In the records below, find each line holding the word "number" and copy it.
***** PROVIDED RECORDS
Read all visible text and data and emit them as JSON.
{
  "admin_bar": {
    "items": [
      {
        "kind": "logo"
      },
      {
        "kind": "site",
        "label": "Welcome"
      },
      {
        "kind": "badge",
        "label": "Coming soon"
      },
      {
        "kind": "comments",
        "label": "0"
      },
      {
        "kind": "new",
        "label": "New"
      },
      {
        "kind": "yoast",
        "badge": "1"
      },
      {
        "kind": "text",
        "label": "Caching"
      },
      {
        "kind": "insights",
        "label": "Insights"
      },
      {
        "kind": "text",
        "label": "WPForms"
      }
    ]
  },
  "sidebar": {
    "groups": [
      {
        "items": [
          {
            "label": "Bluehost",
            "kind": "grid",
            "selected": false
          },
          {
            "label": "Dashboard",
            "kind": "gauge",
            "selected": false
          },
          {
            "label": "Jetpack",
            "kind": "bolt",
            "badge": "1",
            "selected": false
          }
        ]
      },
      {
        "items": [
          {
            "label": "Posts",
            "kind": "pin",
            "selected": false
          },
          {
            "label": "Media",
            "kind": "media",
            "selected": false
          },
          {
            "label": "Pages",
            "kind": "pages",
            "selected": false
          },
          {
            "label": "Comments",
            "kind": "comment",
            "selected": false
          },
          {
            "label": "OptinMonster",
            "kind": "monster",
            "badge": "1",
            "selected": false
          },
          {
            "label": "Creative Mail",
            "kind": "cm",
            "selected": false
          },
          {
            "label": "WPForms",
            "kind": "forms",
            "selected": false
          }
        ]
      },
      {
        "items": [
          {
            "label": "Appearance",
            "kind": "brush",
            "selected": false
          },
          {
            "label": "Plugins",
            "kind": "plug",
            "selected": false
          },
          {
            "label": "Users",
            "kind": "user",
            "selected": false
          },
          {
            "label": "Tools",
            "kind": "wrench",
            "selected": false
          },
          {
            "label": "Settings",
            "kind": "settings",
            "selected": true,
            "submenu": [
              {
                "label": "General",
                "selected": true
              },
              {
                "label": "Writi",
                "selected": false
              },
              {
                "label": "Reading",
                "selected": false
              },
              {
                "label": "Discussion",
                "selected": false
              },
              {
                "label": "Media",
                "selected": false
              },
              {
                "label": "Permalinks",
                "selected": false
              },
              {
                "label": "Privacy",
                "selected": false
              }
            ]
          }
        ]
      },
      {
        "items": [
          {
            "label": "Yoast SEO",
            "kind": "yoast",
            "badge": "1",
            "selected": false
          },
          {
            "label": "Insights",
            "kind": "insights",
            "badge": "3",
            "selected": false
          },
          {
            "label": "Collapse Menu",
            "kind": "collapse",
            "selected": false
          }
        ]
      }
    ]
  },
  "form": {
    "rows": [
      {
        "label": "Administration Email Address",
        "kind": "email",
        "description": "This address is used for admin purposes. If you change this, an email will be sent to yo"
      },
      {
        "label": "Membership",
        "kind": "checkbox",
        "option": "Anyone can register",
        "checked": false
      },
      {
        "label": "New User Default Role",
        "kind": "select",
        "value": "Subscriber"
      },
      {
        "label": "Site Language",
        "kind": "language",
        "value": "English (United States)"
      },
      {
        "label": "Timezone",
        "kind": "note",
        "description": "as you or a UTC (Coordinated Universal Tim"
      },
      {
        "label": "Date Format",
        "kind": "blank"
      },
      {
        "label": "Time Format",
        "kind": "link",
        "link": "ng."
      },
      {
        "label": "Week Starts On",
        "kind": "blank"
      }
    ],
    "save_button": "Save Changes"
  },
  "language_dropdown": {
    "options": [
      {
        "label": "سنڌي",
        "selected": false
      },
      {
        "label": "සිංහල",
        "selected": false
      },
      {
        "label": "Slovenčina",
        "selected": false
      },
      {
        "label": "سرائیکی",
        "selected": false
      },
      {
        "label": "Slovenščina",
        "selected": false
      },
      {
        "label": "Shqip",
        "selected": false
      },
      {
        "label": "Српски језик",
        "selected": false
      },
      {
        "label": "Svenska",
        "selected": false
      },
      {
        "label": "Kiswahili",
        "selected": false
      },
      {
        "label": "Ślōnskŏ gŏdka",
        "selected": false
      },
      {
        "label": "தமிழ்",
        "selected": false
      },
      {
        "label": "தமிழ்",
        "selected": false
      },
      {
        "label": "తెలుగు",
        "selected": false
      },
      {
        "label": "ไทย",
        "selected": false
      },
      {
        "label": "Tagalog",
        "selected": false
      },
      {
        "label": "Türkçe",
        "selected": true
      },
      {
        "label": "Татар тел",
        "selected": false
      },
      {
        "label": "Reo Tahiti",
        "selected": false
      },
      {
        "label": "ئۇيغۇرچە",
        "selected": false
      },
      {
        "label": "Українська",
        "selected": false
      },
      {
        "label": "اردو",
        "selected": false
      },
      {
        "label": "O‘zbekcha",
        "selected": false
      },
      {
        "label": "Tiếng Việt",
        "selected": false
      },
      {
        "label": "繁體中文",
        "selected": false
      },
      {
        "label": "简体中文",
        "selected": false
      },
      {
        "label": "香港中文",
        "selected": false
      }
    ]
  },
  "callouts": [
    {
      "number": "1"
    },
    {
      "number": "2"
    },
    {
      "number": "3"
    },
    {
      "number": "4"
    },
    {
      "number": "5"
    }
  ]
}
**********
ANSWER TO THIS TASK =>
      "number": "1"
      "number": "2"
      "number": "3"
      "number": "4"
      "number": "5"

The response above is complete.